Problem statement:
In the records that follow, count the lines where the string "Primary" appears, and give the count with nothing added.

Data about app and page elements
- Opening Delimiter -

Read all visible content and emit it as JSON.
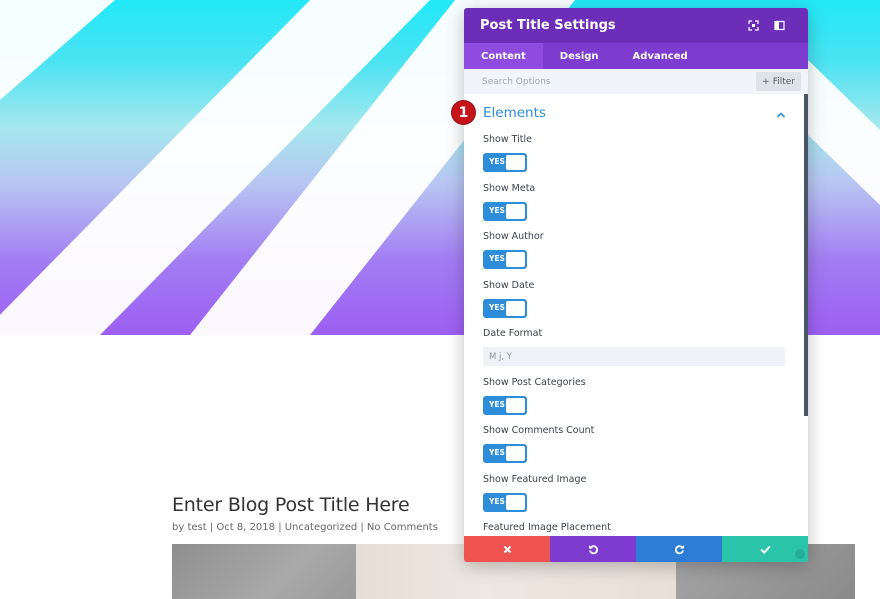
{
  "modal": {
    "title": "Post Title Settings",
    "tabs": [
      {
        "label": "Content"
      },
      {
        "label": "Design"
      },
      {
        "label": "Advanced"
      }
    ],
    "search": {
      "placeholder": "Search Options",
      "filter_label": "Filter"
    },
    "section": {
      "title": "Elements",
      "badge_number": "1"
    },
    "fields": {
      "show_title": {
        "label": "Show Title",
        "value": "YES"
      },
      "show_meta": {
        "label": "Show Meta",
        "value": "YES"
      },
      "show_author": {
        "label": "Show Author",
        "value": "YES"
      },
      "show_date": {
        "label": "Show Date",
        "value": "YES"
      },
      "date_format": {
        "label": "Date Format",
        "value": "M j, Y"
      },
      "show_post_categories": {
        "label": "Show Post Categories",
        "value": "YES"
      },
      "show_comments_count": {
        "label": "Show Comments Count",
        "value": "YES"
      },
      "show_featured_image": {
        "label": "Show Featured Image",
        "value": "YES"
      },
      "featured_image_placement": {
        "label": "Featured Image Placement"
      }
    },
    "footer": {
      "discard_icon": "close-icon",
      "undo_icon": "undo-icon",
      "redo_icon": "redo-icon",
      "save_icon": "check-icon"
    },
    "colors": {
      "header": "#6c2eb9",
      "tabs": "#7d3bd0",
      "accent": "#2e8dd8",
      "discard": "#ef5350",
      "save": "#29c4a9"
    }
  },
  "post": {
    "title": "Enter Blog Post Title Here",
    "meta": "by test | Oct 8, 2018 | Uncategorized | No Comments"
  }
}
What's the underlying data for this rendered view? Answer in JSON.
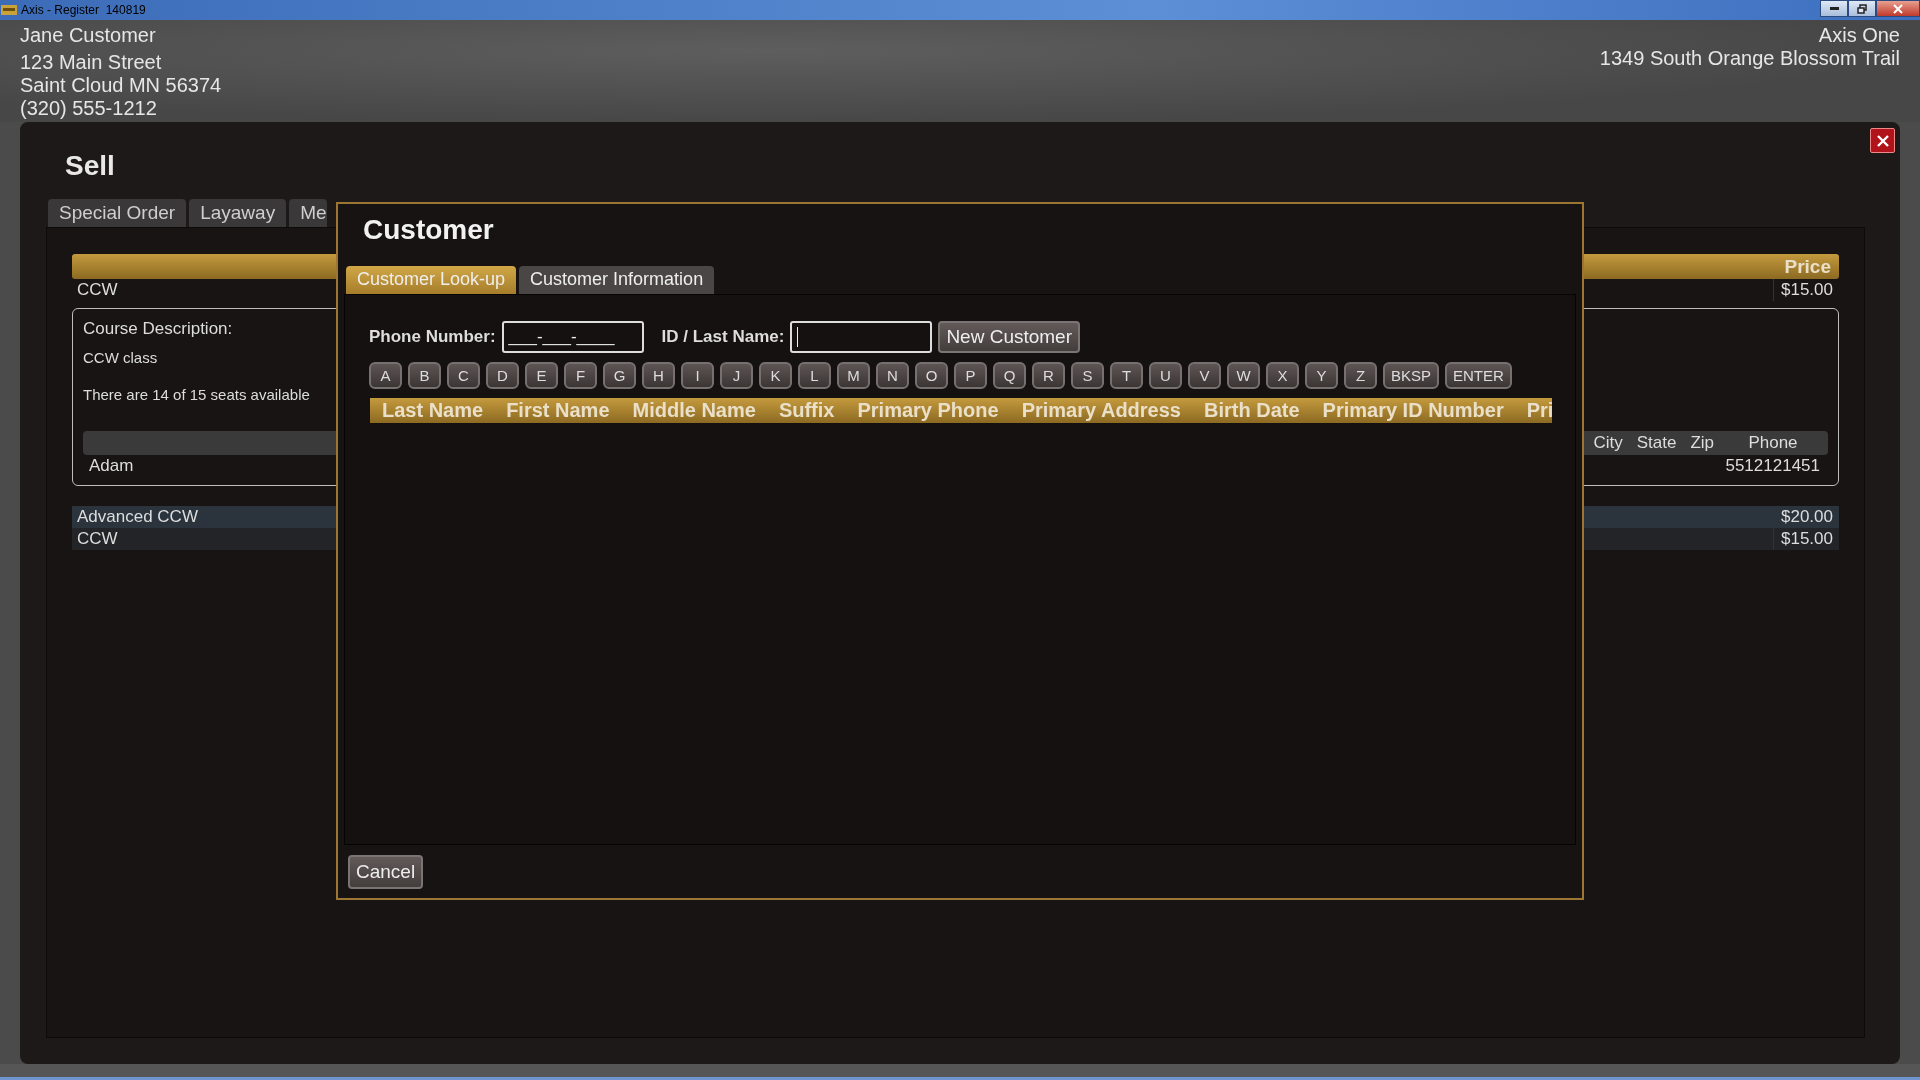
{
  "window": {
    "title": "Axis - Register  140819"
  },
  "customer": {
    "name": "Jane Customer",
    "address_lines": [
      "123 Main Street",
      "Saint Cloud MN 56374",
      "(320) 555-1212"
    ]
  },
  "store": {
    "name": "Axis One",
    "address": "1349 South Orange Blossom Trail"
  },
  "sell": {
    "title": "Sell",
    "sub_tabs": [
      {
        "label": "Special Order",
        "selected": false
      },
      {
        "label": "Layaway",
        "selected": false
      },
      {
        "label": "Me",
        "selected": false
      }
    ],
    "classes_table": {
      "price_header": "Price",
      "rows": [
        {
          "title": "CCW",
          "price": "$15.00",
          "selected": false,
          "expanded": true,
          "detail": {
            "heading": "Course Description:",
            "description": "CCW class",
            "seats": "There are 14 of 15 seats available",
            "attendee_columns": [
              "City",
              "State",
              "Zip",
              "Phone"
            ],
            "attendees": [
              {
                "first_name": "Adam",
                "phone": "5512121451"
              }
            ]
          }
        },
        {
          "title": "Advanced CCW",
          "price": "$20.00",
          "selected": true,
          "expanded": false
        },
        {
          "title": "CCW",
          "price": "$15.00",
          "selected": false,
          "expanded": false
        }
      ]
    }
  },
  "dialog": {
    "title": "Customer",
    "tabs": [
      {
        "label": "Customer Look-up",
        "selected": true
      },
      {
        "label": "Customer Information",
        "selected": false
      }
    ],
    "phone_field": {
      "label": "Phone Number:",
      "value": "___-___-____"
    },
    "id_field": {
      "label": "ID / Last Name:",
      "focused": true
    },
    "new_customer_button": "New Customer",
    "keys": [
      "A",
      "B",
      "C",
      "D",
      "E",
      "F",
      "G",
      "H",
      "I",
      "J",
      "K",
      "L",
      "M",
      "N",
      "O",
      "P",
      "Q",
      "R",
      "S",
      "T",
      "U",
      "V",
      "W",
      "X",
      "Y",
      "Z",
      "BKSP",
      "ENTER"
    ],
    "results_columns": [
      "Last Name",
      "First Name",
      "Middle Name",
      "Suffix",
      "Primary Phone",
      "Primary Address",
      "Birth Date",
      "Primary ID Number",
      "Pri"
    ],
    "cancel_button": "Cancel"
  }
}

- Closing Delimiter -

Expected answer:
3